I have no last words. Please give my best regards to those people who have cared for me until now.

I saw Izumo Grand Shrine [4] from above in my plane. I also viewed the Oki Islands from the distance. I also saw Matsue Grand Shrine.

I am praying for your health.

It is my poor work, but I will leave a couple of poems.

As for this favor of being born in a glorious country
I will fall as a cherry blossom and return

For the country to win against a foreign country
I will be a sakimori of the skies

A sakimori was a soldier in Japan during the 7th to 9th century who protected the western frontier of Japan. Poems written by sakimori are included in the Manyōshū, the oldest surviving anthology of Japanese poetry compiled in the last half of the 8th century.


Letter and poems translated by Bill Gordon
May 2018

The letter and poems come from Kitagawa (1983, 126-7). The biographical information in the first paragraph comes from Kitagawa (1983, 126) and Osuo (2005, 221).

Notes

1. The word Gokō means protecting the Empire. Shirasagi means white egret. Himeji Castle, which dates back to the 14th century, has the name of Shirasagi Castle.

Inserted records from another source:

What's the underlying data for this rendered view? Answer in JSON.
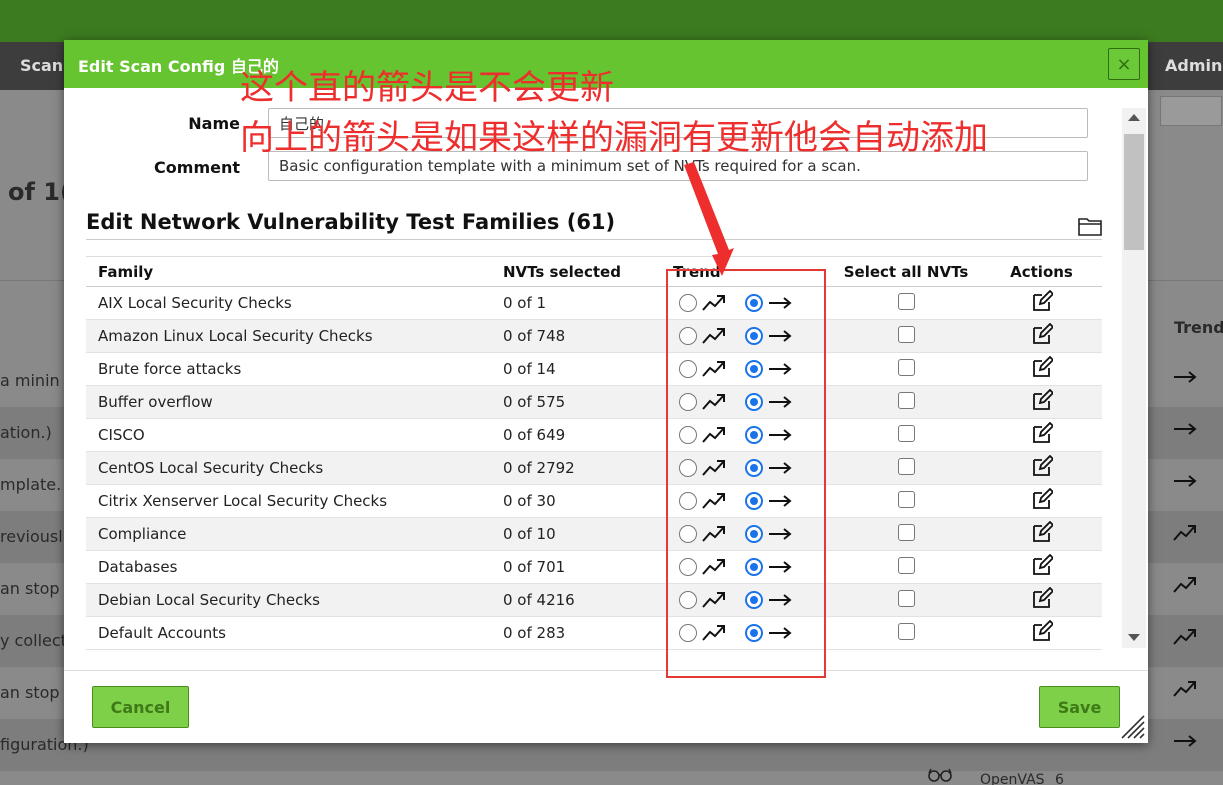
{
  "background": {
    "nav": {
      "left_item": "Scan",
      "right_item": "Admin"
    },
    "count_text": "of 1(",
    "trend_header": "Trend",
    "rows": [
      {
        "text": "a minin",
        "trend": "arrow-right-icon"
      },
      {
        "text": "ation.)",
        "trend": "arrow-right-icon"
      },
      {
        "text": "mplate.",
        "trend": "arrow-right-icon"
      },
      {
        "text": "reviousl",
        "trend": "trend-up-icon"
      },
      {
        "text": "an stop",
        "trend": "trend-up-icon"
      },
      {
        "text": "y collect",
        "trend": "trend-up-icon"
      },
      {
        "text": "an stop",
        "trend": "trend-up-icon"
      },
      {
        "text": "figuration.)",
        "trend": "arrow-right-icon"
      }
    ],
    "bottom": {
      "openvas": "OpenVAS",
      "number": "6"
    }
  },
  "dialog": {
    "title": "Edit Scan Config 自己的",
    "close_label": "×",
    "name_label": "Name",
    "name_value": "自己的",
    "comment_label": "Comment",
    "comment_value": "Basic configuration template with a minimum set of NVTs required for a scan.",
    "section_title": "Edit Network Vulnerability Test Families (61)",
    "columns": [
      "Family",
      "NVTs selected",
      "Trend",
      "Select all NVTs",
      "Actions"
    ],
    "families": [
      {
        "family": "AIX Local Security Checks",
        "nvts": "0 of 1"
      },
      {
        "family": "Amazon Linux Local Security Checks",
        "nvts": "0 of 748"
      },
      {
        "family": "Brute force attacks",
        "nvts": "0 of 14"
      },
      {
        "family": "Buffer overflow",
        "nvts": "0 of 575"
      },
      {
        "family": "CISCO",
        "nvts": "0 of 649"
      },
      {
        "family": "CentOS Local Security Checks",
        "nvts": "0 of 2792"
      },
      {
        "family": "Citrix Xenserver Local Security Checks",
        "nvts": "0 of 30"
      },
      {
        "family": "Compliance",
        "nvts": "0 of 10"
      },
      {
        "family": "Databases",
        "nvts": "0 of 701"
      },
      {
        "family": "Debian Local Security Checks",
        "nvts": "0 of 4216"
      },
      {
        "family": "Default Accounts",
        "nvts": "0 of 283"
      }
    ],
    "cancel_label": "Cancel",
    "save_label": "Save"
  },
  "annotation": {
    "line1": "这个直的箭头是不会更新",
    "line2": "向上的箭头是如果这样的漏洞有更新他会自动添加",
    "color": "#ee2d2d"
  },
  "colors": {
    "header_green": "#66c430",
    "button_green": "#7fd049",
    "radio_blue": "#1a73e8"
  }
}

2. The traditional Japanese method of counting age, as in much of East Asia, regards a child as age one at birth and adds an additional year on each New Year's day thereafter. This explains why the letter indicates his age as 25 whereas the current way of counting age based on his birth date indicates that his age was 23 at time of death.

3. Izumo Grand Shrine and the other places mentioned in this paragraph are in Komuro's home prefecture of Shimane.

4. Lieutenant Yukio Seki made the first recognized taiatari (body-crashing) attack of the Kamikaze Special Attack Corps in the Philippines on October 25, 1945. He was promoted two ranks to Commander after his death by special attack.

Sources Cited

Kitagawa, Mamoru, ed. 1983. Sōretsu kamikaze tokkōtai: Kaerazaru seishun no isho shū (Heroic Kamikaze Special Attack Corps: Collected last letters of youth that would not return). Tōkyō: Nihon Bungeisha.

Osuo, Kazuhiko. 2005. Tokubetsu kōgekitai no kiroku (kaigun hen) (Record of special attack corps (Navy)). Tōkyō: Kōjinsha.